The Farm Service Agency's proposed rule could set a dangerous precedent. Carroll Smith

Published on: Apr 19, 2004

USDA's Farm Service Agency (FSA) has a proposed rule on the table to change the definition of the "family farm" that would cap family farm eligibility for direct and guaranteed loan programs based on farm income limits.

According to the National Cotton Council (NCC), only farms that in a typical year generate annual gross farm income that does not exceed the greater of $750,000 or 95% of the statistical distribution of the income of farms in the state with gross sales in excess of $10,000 will be eligible for FSA assistance. For many states this would create a defacto eligibility income cap of $750,000. About 25,000 farms would be affected by this new definition.

The current eligibility requirements for direct loans are determined by state to allow local offices the flexibility to address the credit needs of family farmers in their area.

The NCC, along with 17 other organizations, including the USA Rice Federation, the U.S. Rice Producers Federation, the American Bankers Association, the American Farm Bureau Federation and the National Association of Wheat Growers, submitted a letter to USDA-FSA urging them to withdraw the proposed definition of a "family farm."

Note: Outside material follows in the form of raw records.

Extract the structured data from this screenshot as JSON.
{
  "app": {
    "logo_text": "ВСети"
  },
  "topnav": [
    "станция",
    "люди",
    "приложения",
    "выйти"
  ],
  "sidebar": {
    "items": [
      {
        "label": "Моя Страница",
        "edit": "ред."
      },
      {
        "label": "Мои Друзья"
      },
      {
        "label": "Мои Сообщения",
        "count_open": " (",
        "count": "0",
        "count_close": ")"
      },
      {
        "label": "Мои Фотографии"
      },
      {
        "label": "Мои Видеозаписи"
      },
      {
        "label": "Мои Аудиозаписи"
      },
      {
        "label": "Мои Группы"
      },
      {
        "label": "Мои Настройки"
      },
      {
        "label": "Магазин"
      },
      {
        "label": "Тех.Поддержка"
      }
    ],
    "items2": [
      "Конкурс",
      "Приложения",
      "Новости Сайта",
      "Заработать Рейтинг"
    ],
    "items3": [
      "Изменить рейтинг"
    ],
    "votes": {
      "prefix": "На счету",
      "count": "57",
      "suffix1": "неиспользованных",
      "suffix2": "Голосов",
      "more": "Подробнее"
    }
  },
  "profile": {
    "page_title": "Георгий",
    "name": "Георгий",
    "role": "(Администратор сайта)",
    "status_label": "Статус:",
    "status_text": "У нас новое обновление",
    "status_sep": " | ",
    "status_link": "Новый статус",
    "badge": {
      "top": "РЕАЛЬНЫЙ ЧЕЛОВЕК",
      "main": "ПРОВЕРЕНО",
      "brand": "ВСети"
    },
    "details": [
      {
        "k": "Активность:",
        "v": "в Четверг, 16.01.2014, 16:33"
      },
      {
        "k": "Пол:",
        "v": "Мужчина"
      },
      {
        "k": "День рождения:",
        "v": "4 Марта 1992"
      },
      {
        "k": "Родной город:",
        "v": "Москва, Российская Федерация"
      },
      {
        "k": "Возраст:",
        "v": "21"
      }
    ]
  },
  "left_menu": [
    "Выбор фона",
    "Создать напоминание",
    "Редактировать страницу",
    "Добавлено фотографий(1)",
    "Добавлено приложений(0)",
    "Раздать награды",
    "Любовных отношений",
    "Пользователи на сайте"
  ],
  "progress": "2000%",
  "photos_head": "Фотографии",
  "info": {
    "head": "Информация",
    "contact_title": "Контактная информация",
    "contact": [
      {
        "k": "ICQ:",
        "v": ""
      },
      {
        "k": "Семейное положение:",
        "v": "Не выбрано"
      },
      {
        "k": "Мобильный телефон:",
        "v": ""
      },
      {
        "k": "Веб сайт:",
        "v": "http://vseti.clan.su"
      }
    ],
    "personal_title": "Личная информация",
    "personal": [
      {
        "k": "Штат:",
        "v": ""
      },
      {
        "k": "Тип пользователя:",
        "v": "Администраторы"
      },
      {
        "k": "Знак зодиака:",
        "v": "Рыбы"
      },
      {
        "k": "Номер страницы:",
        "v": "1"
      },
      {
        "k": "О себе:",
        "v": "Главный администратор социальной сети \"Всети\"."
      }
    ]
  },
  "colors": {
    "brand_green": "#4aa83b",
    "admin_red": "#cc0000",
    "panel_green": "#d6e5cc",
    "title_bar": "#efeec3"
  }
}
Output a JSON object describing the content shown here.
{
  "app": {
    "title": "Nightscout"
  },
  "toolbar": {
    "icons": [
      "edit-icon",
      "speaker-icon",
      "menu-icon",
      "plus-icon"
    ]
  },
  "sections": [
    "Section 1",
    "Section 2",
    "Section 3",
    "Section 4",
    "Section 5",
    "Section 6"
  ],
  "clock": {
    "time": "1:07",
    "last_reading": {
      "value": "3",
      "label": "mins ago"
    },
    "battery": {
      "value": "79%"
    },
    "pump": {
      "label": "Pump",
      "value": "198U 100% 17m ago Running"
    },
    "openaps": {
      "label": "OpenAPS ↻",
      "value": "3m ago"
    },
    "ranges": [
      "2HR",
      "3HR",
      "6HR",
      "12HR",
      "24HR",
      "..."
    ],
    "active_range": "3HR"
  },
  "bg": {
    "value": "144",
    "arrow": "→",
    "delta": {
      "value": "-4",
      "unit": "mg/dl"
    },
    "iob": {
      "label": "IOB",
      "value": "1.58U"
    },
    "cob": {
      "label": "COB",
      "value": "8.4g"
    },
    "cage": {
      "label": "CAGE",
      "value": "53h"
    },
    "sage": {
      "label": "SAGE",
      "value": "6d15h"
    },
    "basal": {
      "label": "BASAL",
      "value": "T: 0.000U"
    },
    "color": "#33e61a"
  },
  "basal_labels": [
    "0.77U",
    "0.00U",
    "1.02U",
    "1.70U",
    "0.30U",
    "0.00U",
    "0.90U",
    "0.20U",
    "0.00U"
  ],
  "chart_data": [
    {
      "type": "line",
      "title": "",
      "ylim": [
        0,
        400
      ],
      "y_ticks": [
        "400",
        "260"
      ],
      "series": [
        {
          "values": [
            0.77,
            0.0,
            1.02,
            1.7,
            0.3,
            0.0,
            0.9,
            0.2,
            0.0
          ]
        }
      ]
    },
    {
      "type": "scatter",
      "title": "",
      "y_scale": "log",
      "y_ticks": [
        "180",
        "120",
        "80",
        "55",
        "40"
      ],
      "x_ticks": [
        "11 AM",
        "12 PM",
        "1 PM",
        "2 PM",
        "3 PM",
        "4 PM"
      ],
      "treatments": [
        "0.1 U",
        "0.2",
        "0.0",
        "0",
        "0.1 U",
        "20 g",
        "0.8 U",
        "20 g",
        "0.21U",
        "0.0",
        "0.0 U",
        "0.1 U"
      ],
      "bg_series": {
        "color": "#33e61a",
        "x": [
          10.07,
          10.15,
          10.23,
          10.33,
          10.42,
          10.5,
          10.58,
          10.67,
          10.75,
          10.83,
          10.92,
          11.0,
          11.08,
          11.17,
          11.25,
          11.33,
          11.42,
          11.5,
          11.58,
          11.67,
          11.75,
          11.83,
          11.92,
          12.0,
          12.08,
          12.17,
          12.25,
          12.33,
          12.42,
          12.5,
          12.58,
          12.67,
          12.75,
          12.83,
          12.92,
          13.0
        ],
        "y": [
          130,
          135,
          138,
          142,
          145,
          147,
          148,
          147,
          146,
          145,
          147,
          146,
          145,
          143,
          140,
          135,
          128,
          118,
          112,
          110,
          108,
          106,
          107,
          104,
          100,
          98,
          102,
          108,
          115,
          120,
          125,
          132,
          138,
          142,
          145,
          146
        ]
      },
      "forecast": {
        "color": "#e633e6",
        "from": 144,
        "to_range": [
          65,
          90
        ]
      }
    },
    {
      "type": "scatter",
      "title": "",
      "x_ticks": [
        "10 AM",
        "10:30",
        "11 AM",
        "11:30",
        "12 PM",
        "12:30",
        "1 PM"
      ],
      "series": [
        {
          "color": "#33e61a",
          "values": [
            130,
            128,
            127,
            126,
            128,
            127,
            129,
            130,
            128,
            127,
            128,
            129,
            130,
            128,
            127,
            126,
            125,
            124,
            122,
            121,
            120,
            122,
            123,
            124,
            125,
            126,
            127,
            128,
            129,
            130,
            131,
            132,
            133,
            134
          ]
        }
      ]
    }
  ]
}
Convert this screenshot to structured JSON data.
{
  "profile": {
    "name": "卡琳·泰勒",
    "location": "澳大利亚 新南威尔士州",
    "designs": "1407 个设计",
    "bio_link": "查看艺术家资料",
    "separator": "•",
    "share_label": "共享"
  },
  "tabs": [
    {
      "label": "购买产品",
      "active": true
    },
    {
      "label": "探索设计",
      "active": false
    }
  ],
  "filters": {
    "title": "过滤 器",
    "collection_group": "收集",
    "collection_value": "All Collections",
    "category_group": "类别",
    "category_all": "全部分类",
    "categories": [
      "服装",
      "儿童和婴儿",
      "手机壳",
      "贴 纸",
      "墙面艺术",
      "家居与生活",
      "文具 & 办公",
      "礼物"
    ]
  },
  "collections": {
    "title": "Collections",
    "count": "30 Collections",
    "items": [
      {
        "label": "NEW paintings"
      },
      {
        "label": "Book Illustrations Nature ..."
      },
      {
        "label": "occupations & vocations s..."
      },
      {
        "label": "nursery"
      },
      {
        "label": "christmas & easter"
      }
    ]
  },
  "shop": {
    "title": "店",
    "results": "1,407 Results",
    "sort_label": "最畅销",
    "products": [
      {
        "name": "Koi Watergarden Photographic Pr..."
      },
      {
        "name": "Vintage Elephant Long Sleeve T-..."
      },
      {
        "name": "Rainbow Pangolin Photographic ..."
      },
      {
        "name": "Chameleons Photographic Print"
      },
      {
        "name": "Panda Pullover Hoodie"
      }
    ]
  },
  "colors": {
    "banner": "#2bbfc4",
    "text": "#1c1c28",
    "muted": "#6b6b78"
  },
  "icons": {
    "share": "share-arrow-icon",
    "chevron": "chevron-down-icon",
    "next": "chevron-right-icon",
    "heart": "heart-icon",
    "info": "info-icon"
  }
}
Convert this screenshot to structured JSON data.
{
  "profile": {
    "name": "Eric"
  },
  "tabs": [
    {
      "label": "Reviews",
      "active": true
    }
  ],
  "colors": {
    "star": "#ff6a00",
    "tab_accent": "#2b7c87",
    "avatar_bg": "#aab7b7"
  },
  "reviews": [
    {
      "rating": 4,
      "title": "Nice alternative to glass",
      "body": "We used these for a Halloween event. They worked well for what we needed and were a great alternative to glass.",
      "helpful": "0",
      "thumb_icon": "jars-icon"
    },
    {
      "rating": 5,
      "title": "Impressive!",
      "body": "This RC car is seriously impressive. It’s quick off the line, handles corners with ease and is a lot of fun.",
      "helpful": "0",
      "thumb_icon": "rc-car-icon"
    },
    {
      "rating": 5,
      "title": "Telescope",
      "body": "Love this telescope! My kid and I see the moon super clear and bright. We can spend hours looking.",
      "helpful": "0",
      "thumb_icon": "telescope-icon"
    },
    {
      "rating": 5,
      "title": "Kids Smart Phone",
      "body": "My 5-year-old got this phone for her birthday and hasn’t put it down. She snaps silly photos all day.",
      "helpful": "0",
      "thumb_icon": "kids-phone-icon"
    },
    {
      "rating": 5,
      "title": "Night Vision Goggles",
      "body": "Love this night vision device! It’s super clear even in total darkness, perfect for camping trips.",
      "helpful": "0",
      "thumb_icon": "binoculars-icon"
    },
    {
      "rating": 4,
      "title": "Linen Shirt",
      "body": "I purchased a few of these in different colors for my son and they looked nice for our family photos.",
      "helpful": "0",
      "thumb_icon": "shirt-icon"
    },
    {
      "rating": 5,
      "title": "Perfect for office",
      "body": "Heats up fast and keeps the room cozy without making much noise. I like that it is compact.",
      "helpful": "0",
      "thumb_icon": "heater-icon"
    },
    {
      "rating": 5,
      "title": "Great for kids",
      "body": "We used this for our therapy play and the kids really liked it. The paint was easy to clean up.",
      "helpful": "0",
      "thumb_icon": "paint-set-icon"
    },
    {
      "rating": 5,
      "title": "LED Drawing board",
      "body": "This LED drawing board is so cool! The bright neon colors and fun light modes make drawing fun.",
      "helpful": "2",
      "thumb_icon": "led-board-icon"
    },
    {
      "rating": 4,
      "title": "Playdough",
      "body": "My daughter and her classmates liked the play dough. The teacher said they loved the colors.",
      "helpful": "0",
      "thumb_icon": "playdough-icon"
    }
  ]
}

The National Milk Producers Federation (NMPF) estimates that the $750,000 bar would  be reached by farms with 230 or more cows, at a time when the economics of the dairy industry push farmers to have more animals to be profitable. In addition, NMPF told the Associated Press that the top 5% of farms in terms of gross income in any given state, would still be disproportionate. More than half of the dairy farms in California, Arizona and Colorado would not fall within the definition of a family farm.

Although the proposed definition is aimed at direct and guaranteed loans, if it gets in the system, it could set a precedent for other farm programs it could apply to.

As Sen. Chuck Grassley, R-Iowa, continues to pursue changes in the current payment limitations provisions, such a precedent could be dangerous for high-value crops such as cotton and rice.

The time frame for the Final Rule is sketchy, but NCC's Robbie Minnich says, "There are a lot of factors to take into consideration, the obvious being how many comments they have to sort through and then addressing every concern in the comments. I would imagine it would be at least a month or two (past April 9) and then they probably would come out with a Proposed Final Rule.

"Following that, there would be another comment period before the Final rule is published," Minnich adds.